top of page

Welcome to Crime and Justice News

Kyle Rittenhouse Launches TX Nonprofit Advocating Gun Rights

Kyle Rittenhouse, known for killing two Black Lives Matter protesters in 2020, has created a nonprofit in Texas with help from well-connected, far-right political actors, The Texas Tribune reports. In a July 23 filing with the Texas secretary of state, he described “The Rittenhouse Foundation” as a nonprofit that “protects human and civil rights secured by law, including an individual’s inalienable right to bear arms” and “ensures the Second Amendment is preserved through education and legal assistance.” The foundation’s directors are Rittenhouse, Texas Gun Rights President Chris McNutt, and Shelby Griesinger, treasurer for Defend Texas Liberty PAC, a key financier of far-right candidates in the state. The foundation’s registered agent is the law firm of Tony McDonald, who has for years represented Empower Texans and other deep-red organizations. Defend Texas Liberty and Empower Texans have received tens of millions of dollars from a trio of West Texas oil tycoons, Tim Dunn and brothers Farris and Dan Wilks, who have for decades funded campaigns, nonprofits, and movements to promote their ultraconservative religious and social views.

After being acquitted of homicide charges in the fatal shooting of two people at a 2020 protest in Kenosha, Wis., Rittenhouse has steadily ramped up his political involvement in Texas, often railing against the media, “cancel culture” and gun control groups.
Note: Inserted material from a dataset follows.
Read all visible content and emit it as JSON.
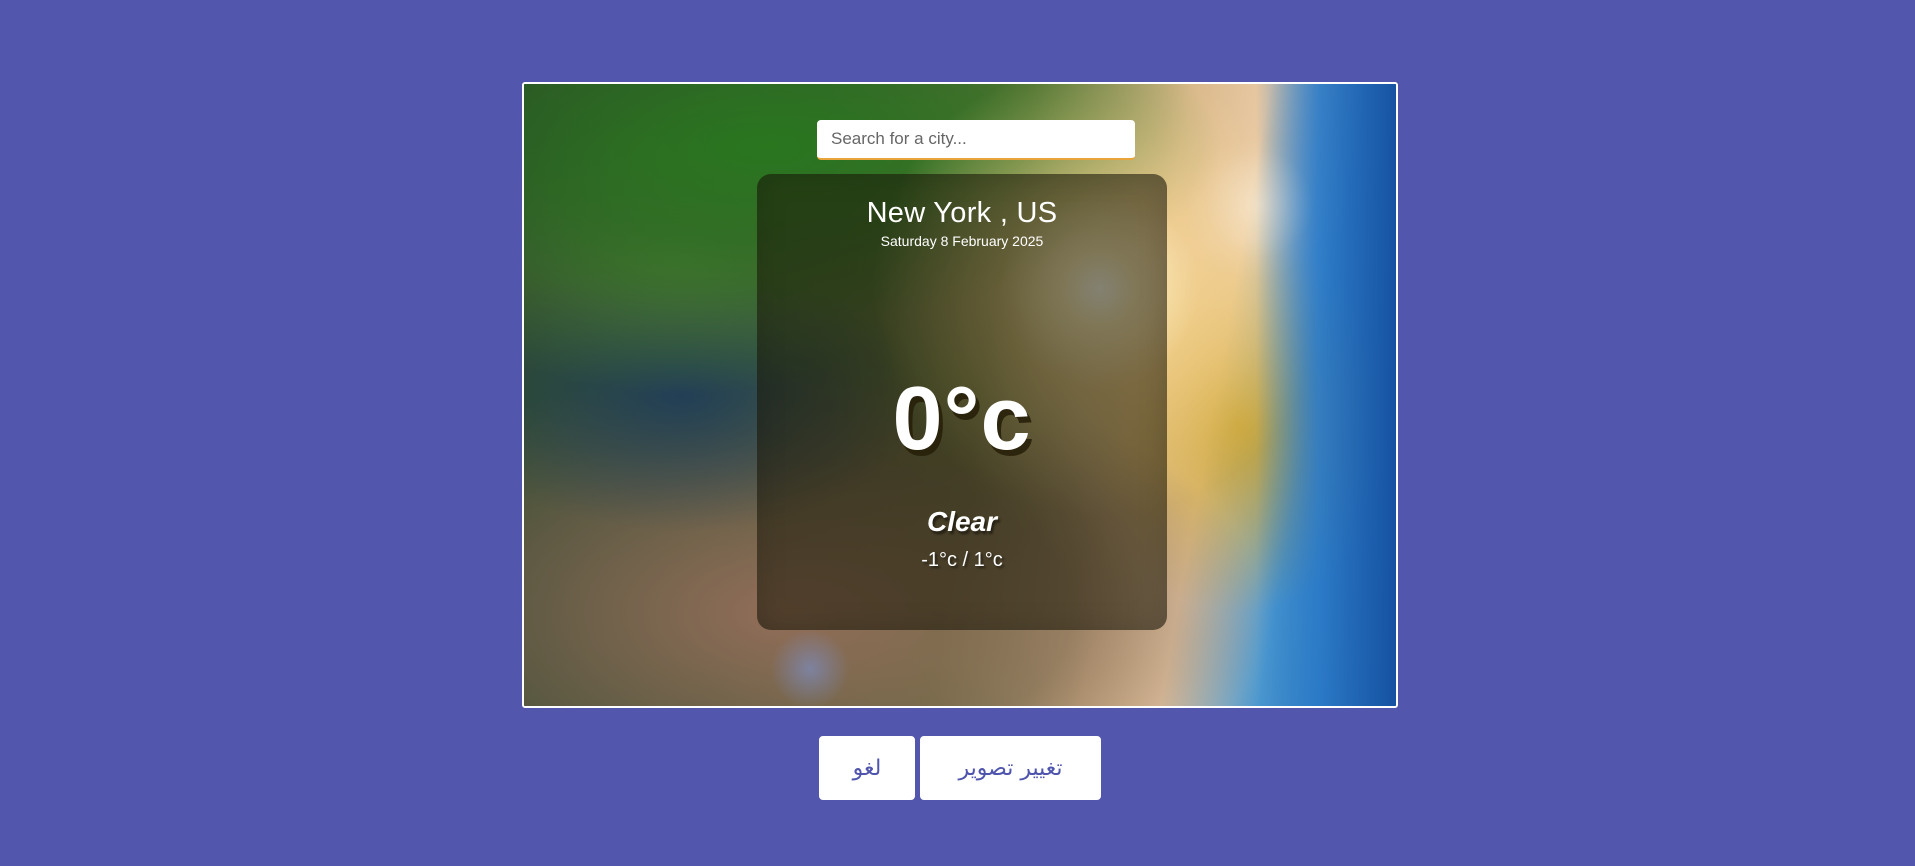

In January, he appeared at a Conroe “rally against censorship” with Daniel Miller, president of the Texas Nationalist Movement, which advocates for Texas to secede from the U.S. In May, Rittenhouse joined Texas Gun Rights in opposing a House bill that would have raised the minimum age to purchase semi-automatic rifles from 18 to 21. On social media, he has condemned the Texas House impeachment of Attorney General Ken Paxton and endorsed pro-Second Amendment, ultraconservative candidates.


Recent Posts

See All


A daily report co-sponsored by Arizona State University, Criminal Justice Journalists, and the National Criminal Justice Association

bottom of page